Over the past 8 days, I've seen a lot of this country...trying to interact with the people the best I can. Sometimes feeling scared and unwanted. Sometimes feeling warm and welcomed. Today I connected to Michele in a way I will never forget. I held this boy, who's touch is probably so limited, and before I left I put my hand over his heart. It was beating fast. So was mine. I did not want to put him down. I connected and hopefully not for the last time. I will never forget Michele. 

Saturday, December 1, 2012

Mountains Beyond Mountains

Hello friends! I've landed safely in Haiti and will be here for the next 10 days. Who would've ever thought I would be celebrating my 32nd birthday in such a way as this?! Thanks to The Village Experience (and of course, all of your support at Alluem Yoga!) I am ready to absorb all I can while I'm here - the people, the culture, the history, the beauty of the land. I'm ready to explore, to learn, to bare witness with my own two eyes and lend my hand where it is needed. I feel so blessed to be on this journey. There really are mountains beyond mountains here.
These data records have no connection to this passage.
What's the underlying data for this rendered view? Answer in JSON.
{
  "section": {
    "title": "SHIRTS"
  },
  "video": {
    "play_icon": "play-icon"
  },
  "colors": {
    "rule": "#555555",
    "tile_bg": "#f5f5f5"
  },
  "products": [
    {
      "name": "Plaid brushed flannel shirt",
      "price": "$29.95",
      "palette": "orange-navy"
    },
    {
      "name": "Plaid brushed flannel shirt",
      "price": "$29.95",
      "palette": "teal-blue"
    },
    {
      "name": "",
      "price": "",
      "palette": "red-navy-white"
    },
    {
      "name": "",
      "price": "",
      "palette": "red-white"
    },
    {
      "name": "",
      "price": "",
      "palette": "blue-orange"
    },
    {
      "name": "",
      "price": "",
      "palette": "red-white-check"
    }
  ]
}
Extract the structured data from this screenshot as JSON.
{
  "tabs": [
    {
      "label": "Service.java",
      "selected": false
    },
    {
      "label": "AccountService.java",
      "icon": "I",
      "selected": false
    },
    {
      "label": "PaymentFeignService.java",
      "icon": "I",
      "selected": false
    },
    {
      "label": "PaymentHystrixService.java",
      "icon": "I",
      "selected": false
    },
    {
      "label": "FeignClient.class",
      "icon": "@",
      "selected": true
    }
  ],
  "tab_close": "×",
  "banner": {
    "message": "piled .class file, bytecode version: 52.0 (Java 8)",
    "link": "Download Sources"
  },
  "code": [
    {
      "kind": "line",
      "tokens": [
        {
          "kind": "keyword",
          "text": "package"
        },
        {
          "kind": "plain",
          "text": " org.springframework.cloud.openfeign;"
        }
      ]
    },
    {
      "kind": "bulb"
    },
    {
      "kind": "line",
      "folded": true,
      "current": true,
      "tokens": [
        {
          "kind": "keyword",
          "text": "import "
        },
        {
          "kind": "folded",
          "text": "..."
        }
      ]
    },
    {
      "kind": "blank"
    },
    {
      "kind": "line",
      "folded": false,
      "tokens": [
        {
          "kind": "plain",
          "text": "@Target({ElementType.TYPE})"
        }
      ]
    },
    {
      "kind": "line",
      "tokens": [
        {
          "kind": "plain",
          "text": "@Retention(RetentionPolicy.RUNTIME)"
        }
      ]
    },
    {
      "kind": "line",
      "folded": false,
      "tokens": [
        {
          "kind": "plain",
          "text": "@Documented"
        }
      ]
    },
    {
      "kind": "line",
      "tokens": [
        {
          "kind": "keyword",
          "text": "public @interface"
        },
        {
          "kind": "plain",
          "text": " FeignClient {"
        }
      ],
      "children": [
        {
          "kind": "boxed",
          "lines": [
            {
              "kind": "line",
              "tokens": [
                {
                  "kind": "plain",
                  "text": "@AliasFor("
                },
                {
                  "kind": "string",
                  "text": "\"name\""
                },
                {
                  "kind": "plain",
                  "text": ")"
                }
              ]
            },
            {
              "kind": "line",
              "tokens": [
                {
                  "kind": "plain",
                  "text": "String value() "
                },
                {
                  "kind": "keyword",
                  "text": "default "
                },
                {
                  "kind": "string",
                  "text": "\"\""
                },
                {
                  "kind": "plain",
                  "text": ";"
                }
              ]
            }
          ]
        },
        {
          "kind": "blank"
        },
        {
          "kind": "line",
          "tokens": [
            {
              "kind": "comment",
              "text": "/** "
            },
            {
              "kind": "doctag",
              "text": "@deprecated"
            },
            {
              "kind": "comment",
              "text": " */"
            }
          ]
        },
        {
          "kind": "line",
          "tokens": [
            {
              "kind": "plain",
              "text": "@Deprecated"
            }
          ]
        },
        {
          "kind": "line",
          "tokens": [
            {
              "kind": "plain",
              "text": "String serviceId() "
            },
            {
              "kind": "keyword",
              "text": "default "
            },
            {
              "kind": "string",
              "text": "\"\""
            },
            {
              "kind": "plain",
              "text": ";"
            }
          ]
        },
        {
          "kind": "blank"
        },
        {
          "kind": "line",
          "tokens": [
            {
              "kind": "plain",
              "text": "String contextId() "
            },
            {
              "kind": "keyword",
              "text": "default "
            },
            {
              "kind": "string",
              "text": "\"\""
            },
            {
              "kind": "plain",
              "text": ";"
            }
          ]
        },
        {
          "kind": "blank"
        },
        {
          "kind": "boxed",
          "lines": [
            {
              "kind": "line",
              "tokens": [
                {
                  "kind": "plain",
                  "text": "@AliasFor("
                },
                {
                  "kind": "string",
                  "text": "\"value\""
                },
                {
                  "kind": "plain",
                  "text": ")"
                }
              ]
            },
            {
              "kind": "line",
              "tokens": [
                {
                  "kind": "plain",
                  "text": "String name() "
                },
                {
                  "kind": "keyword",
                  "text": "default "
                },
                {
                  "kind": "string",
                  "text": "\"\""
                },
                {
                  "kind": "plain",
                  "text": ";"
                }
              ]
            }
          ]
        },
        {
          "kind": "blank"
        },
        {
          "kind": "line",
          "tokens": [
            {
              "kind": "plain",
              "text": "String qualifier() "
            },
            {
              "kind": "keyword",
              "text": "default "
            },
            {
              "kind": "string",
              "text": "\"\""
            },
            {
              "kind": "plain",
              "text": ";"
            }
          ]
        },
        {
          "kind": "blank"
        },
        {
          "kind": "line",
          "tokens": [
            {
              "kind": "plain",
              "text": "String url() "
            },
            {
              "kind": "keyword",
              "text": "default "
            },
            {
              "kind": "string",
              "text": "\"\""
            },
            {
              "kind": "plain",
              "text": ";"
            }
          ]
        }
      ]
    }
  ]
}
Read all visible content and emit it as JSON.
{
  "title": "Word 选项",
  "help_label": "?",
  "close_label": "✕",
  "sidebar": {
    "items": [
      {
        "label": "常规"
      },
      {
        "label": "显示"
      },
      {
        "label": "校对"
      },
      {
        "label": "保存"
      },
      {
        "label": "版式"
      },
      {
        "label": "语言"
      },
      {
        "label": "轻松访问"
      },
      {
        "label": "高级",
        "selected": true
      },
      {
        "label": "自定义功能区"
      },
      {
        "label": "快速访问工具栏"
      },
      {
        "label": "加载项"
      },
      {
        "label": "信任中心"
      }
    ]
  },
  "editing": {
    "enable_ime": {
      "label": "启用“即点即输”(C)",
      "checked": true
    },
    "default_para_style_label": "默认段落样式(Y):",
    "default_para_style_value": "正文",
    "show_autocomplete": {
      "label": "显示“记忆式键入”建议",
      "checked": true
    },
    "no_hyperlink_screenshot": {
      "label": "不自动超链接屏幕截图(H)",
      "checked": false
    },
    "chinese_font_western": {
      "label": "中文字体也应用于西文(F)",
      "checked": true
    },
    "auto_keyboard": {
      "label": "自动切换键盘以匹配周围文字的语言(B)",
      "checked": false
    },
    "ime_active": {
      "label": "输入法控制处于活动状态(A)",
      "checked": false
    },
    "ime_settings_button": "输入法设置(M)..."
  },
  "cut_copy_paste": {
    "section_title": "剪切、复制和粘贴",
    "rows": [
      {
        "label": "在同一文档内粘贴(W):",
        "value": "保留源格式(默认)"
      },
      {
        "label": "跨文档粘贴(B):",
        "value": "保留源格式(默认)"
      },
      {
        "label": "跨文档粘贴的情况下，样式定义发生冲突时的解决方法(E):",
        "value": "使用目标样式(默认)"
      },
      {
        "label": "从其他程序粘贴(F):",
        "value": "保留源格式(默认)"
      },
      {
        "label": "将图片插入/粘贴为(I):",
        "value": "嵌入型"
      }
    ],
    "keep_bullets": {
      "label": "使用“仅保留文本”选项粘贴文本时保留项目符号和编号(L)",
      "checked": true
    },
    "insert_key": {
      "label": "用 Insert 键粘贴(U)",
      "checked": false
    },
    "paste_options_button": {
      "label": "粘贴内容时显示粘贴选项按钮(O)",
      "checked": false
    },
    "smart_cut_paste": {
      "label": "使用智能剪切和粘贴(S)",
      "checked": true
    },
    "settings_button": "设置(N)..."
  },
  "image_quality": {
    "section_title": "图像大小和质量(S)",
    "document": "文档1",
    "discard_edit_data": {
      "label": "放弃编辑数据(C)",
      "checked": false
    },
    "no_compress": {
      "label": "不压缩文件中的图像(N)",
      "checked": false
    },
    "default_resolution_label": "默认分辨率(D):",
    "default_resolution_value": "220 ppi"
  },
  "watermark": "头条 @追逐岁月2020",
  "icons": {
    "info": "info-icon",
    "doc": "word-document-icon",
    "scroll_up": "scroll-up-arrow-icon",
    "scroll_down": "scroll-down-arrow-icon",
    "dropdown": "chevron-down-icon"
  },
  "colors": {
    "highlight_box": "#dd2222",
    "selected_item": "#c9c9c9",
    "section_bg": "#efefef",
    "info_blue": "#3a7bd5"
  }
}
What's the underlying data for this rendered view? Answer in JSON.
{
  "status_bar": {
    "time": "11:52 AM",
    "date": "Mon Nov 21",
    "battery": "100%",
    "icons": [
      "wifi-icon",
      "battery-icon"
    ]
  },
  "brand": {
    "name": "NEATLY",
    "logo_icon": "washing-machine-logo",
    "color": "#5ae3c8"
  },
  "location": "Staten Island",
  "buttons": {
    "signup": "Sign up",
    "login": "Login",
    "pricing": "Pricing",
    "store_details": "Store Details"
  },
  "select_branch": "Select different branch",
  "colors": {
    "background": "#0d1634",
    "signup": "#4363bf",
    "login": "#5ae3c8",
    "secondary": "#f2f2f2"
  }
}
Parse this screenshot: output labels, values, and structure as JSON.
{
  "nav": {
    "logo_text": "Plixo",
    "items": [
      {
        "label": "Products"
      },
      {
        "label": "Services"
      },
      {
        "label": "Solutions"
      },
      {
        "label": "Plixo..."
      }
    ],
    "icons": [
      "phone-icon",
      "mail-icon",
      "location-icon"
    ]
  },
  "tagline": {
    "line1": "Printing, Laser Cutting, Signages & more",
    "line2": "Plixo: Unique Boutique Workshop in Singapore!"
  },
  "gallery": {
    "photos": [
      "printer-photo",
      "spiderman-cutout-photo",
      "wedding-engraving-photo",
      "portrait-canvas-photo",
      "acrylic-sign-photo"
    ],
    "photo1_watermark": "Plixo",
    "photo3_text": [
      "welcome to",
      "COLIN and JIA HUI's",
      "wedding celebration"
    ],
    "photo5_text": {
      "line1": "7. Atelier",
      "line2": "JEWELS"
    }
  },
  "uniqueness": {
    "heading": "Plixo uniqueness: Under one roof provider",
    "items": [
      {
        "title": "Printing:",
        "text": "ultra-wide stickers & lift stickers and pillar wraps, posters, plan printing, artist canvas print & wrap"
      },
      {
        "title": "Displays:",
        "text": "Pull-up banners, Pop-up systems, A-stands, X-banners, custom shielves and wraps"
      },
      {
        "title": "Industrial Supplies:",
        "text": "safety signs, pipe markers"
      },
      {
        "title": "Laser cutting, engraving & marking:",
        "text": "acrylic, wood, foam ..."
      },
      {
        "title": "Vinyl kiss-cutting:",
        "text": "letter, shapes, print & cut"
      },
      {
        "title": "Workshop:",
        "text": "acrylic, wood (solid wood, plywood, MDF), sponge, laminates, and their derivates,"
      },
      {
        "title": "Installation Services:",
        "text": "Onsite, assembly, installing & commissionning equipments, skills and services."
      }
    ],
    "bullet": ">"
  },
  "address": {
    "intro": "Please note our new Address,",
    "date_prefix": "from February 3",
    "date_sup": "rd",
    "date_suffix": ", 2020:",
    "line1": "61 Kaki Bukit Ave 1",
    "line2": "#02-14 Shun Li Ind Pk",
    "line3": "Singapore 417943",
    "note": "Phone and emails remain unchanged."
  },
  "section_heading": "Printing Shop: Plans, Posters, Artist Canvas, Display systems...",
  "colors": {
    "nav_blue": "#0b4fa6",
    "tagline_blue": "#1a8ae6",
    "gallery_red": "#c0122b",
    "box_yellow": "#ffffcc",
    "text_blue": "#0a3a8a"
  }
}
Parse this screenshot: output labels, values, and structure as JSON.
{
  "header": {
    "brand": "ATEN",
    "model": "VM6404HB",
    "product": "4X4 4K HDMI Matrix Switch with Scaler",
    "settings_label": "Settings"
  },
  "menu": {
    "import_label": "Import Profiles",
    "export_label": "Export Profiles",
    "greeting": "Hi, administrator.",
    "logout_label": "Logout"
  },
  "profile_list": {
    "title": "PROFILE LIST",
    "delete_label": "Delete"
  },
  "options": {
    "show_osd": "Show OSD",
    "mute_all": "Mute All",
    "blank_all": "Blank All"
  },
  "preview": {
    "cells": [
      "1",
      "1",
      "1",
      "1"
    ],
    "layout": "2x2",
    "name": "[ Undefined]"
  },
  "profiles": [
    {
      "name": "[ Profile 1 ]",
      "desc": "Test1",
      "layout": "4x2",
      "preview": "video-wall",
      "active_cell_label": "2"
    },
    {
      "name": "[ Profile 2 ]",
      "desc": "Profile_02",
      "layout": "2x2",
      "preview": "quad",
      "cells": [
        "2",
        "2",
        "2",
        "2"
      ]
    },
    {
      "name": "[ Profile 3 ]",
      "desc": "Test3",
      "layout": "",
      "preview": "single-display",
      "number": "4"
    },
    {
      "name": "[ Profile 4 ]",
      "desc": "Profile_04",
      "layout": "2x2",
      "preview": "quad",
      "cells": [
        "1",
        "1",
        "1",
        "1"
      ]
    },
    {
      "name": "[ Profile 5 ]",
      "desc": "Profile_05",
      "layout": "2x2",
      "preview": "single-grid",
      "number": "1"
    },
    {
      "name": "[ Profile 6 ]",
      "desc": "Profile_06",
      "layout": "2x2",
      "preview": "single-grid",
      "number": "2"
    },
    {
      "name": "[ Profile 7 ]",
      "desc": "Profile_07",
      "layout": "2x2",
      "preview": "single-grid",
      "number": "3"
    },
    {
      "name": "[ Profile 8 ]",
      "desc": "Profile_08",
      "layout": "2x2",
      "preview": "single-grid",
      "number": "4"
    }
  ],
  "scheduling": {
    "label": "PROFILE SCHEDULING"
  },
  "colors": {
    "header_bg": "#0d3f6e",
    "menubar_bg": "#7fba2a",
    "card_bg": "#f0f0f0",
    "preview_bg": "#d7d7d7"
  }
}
Incase you're following along, here's the intinerary:
December 1 - Arrive in Port au Prince International Airport. City tour upon arrival. Check into locally owned and operated hotel. Welcome dinner at Presse Cafe with friends of TVE. 
December 2 - Depart in the morning for the drive to the North. Arrive to Cap Haitien in the evening.
December 3 - Enjoy a city tour of Cap Haitien, the old city, local marketsand much more throughout the day. Spend the afternoon on a hike to the mountaintop fortress of Citadelle Laferrière and the San Souci Palace – both designated UNESCO World Heritage sites in 1982.
December 4 - Project day with Sonje Ayiti in Limonade.The mission of Sonje Ayiti is to uplift Haitian communities though education, economic development, and health promotion. Learn about the adult literacy program, operation goat, university scholarship program, economic development projects, and the micro-credit loan program. This promises to be an educational and inspiring day of service
December 5 - Project day with GARR near the Dominican Republic border. GARR stands for Support Group for Refugees and Repatriated Persons. It is one of the few organizations to work with Haitians and Dominico-Haitians (Dominicans born of Haitian parents) who have been forcibly removed from the DR and left to fend for themselves at the border. GARR provides them with emotional support and practical help. GARR visits imprisoned migrants and offers them legal assistance and informs their families of their situation. It also raises awareness about trafficking through radio broadcasts and public debates to encourage people to pressure the Haitian authorities to reduce the trafficking of people.
December 6 - Enjoy the beaches of the North Coast today and free time to reflect.
December 7 - Morning departure for Port au Prince. 
December 8 - Transfer to Jacmel in the morning. Stop in Fondwa to check on projects and visit the orphanage and university.
December 9 - Spend the day with the Art Creation Foundation Center for Children. Help paint the walls of the new site with the children. Visit the Arts Festival in Jacmel to support local artisans.
December 10 - Free morning, visit the Jacmel Children's Center. Leave for Port au Prince. Farewell dinner.
December 11 - Transfer to airport.